Lespedeza bicolor Turcz.
CC = *
CW = 5
MOC = 15
Family - Fabaceae/Faboideae
Habit - Shrub, with multiple stems from a woody caudex.
Stems - Erect or arching, to 3 m, 5-20 mm in diameter near the base, extensively branched, densely pubescent with appressed or somewhat spreading hairs, the hairs not confined to longitudinal ridges, nearly glabrous toward the base.
Leaves - Alternate, trifoliate, petiolate. Primary leaves graduating into bracteal leaves, the petiole 10-90 mm long, becoming reduced above, 0.3-1.0 mm wide, glabrous or sparsely hairy. Stipules 2-7 mm long, linear-triangular to nearly hairlike. Leaflets 2-4 cm long, 0.8-2.0 cm wide, 1.5-2.0 times as long as wide, broadly elliptic, rounded at the base, rounded at the tip, occasionally with a mucro and/or a shallow notch at the very tip, the surfaces sparsely to occasionally densely pubescent with appressed hairs, the upper surface sometimes nearly glabrous.

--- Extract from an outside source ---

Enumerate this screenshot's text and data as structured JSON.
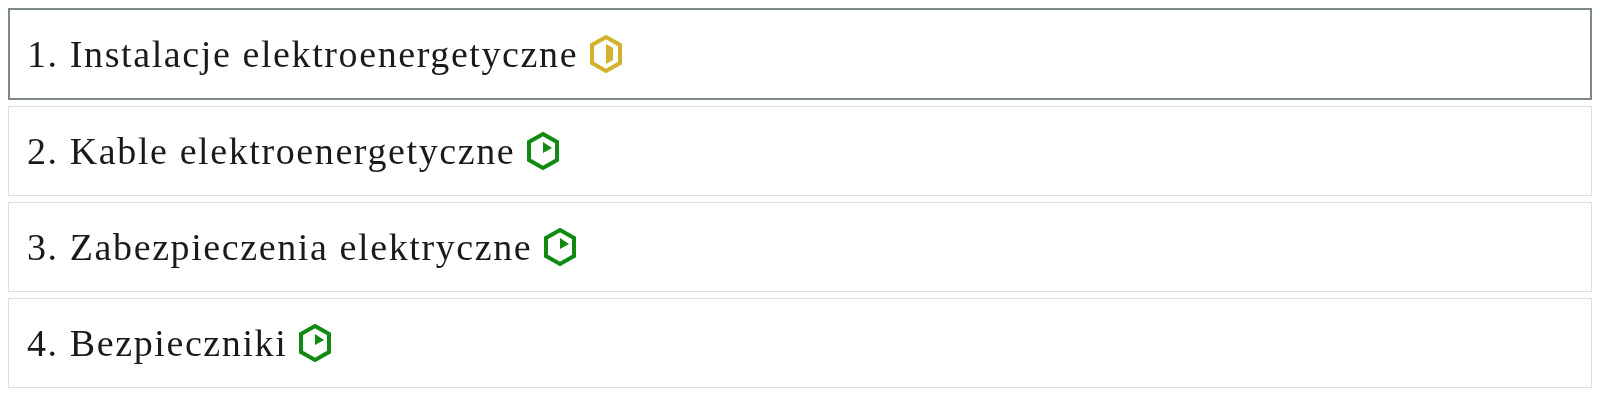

Axillary clusters of leaves absent, but side-branching extensive.
Inflorescence - Axillary from the upper leaves, much longer than the subtending leaves, often leafy and branched, forming panicles of racemes. Flowers 12-28 per raceme or more in branched inflorescences, the axis visible between flowers.
Flowers - Papilionaceous. Calyces with the tube 1.5-2.0 mm long, the lobes 2-3 mm long. Corollas 8-12 mm long, dark rose-colored with nearly black areas near the base of the banner, rarely white, the keel much longer than the wings.

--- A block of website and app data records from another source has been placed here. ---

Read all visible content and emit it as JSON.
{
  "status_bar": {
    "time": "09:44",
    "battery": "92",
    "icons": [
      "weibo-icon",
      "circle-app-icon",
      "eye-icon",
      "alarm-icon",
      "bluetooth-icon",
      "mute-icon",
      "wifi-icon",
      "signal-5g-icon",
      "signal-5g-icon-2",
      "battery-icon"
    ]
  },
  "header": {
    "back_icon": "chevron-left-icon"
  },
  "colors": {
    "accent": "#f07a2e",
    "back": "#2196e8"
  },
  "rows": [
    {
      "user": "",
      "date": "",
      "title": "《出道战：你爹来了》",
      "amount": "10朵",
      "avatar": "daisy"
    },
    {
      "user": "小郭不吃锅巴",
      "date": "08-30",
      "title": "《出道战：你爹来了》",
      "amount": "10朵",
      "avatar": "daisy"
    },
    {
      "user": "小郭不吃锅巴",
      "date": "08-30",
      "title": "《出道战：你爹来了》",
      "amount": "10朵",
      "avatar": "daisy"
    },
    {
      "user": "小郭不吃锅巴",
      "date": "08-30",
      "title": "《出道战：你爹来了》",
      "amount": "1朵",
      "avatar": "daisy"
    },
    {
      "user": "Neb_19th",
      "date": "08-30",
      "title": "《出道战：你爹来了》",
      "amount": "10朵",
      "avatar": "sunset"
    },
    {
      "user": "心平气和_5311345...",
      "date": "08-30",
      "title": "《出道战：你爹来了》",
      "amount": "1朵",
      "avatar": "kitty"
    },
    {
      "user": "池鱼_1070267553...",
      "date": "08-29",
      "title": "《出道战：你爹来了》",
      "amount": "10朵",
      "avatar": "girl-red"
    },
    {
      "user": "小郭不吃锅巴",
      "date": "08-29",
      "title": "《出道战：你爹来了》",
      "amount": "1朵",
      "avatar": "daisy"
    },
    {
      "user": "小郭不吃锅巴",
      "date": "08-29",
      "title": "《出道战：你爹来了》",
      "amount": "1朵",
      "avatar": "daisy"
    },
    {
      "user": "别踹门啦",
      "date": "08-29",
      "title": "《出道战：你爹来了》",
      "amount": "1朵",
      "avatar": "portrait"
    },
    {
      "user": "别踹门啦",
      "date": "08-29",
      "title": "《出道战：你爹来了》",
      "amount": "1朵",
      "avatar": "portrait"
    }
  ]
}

Fruits - Modified legumes, those from open flowers 6-10 mm long, the calyx covering the lower 1/4-1/2, those from cleistogamous flowers 6-7 mm long, the calyx covering about 1/4. Seeds 3-4 mm long, dark brown to purplish black.

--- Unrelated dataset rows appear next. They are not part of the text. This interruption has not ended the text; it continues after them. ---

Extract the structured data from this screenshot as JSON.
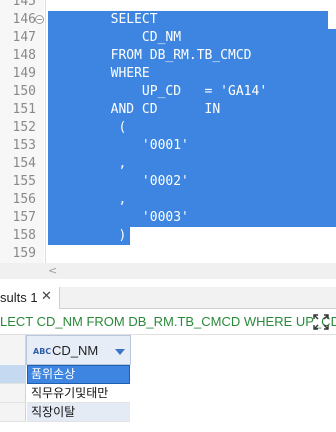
{
  "editor": {
    "lines": [
      {
        "num": "145",
        "code": "",
        "highlighted": false,
        "fold": false
      },
      {
        "num": "146",
        "code": "        SELECT",
        "highlighted": true,
        "fold": true
      },
      {
        "num": "147",
        "code": "            CD_NM",
        "highlighted": true,
        "fold": false
      },
      {
        "num": "148",
        "code": "        FROM DB_RM.TB_CMCD",
        "highlighted": true,
        "fold": false
      },
      {
        "num": "149",
        "code": "        WHERE",
        "highlighted": true,
        "fold": false
      },
      {
        "num": "150",
        "code": "            UP_CD   = 'GA14'",
        "highlighted": true,
        "fold": false
      },
      {
        "num": "151",
        "code": "        AND CD      IN",
        "highlighted": true,
        "fold": false
      },
      {
        "num": "152",
        "code": "         (",
        "highlighted": true,
        "fold": false
      },
      {
        "num": "153",
        "code": "            '0001'",
        "highlighted": true,
        "fold": false
      },
      {
        "num": "154",
        "code": "         ,",
        "highlighted": true,
        "fold": false
      },
      {
        "num": "155",
        "code": "            '0002'",
        "highlighted": true,
        "fold": false
      },
      {
        "num": "156",
        "code": "         ,",
        "highlighted": true,
        "fold": false
      },
      {
        "num": "157",
        "code": "            '0003'",
        "highlighted": true,
        "fold": false
      },
      {
        "num": "158",
        "code": "         )",
        "highlighted": true,
        "fold": false
      },
      {
        "num": "159",
        "code": "",
        "highlighted": false,
        "fold": false
      }
    ]
  },
  "scroll": {
    "left_arrow": "<"
  },
  "results": {
    "tab_label": "sults 1",
    "close_glyph": "✕",
    "query_text": "LECT CD_NM FROM DB_RM.TB_CMCD WHERE UP_CD =",
    "grid": {
      "type_icon": "ABC",
      "column": "CD_NM",
      "rows": [
        "품위손상",
        "직무유기및태만",
        "직장이탈"
      ]
    }
  },
  "colors": {
    "selection": "#3d85e0",
    "query_text": "#2a8a3a"
  }
}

Flowering - July - October.
Habitat - Cultivated fields, waste ground, roadsides.
Origin - Native to eastern Asia.
Lookalikes - L. thunbergii.
Other info. - At present, this shrubby species of Lespedeza is somewhat uncommon in Missouri, recorded from 15 widely scattered counties mostly in the eastern half of the state. Its distribution within the continental U.S. is mainly in the southeast. The plant is easy to identify, being one of only two species of lespedeza in Missouri which are shrubs. The other, L. thunbergii, has narrower leaves and slightly larger flowers. The distinctness of these two taxa in Missouri is somewhat questionable. Most specimens are morphologically close to published species boundaries, and may represent cultivated strains of hybrid origin. The plants have been used for erosion control and are often cultivated as ornamentals.
Photographs taken in the Ozark National Scenic Riverways, Shannon County, MO., 7-29-03 (DETenaglia); also at Young Conservation Area, Jefferson County, MO, 8-30-2016 (SRTurner).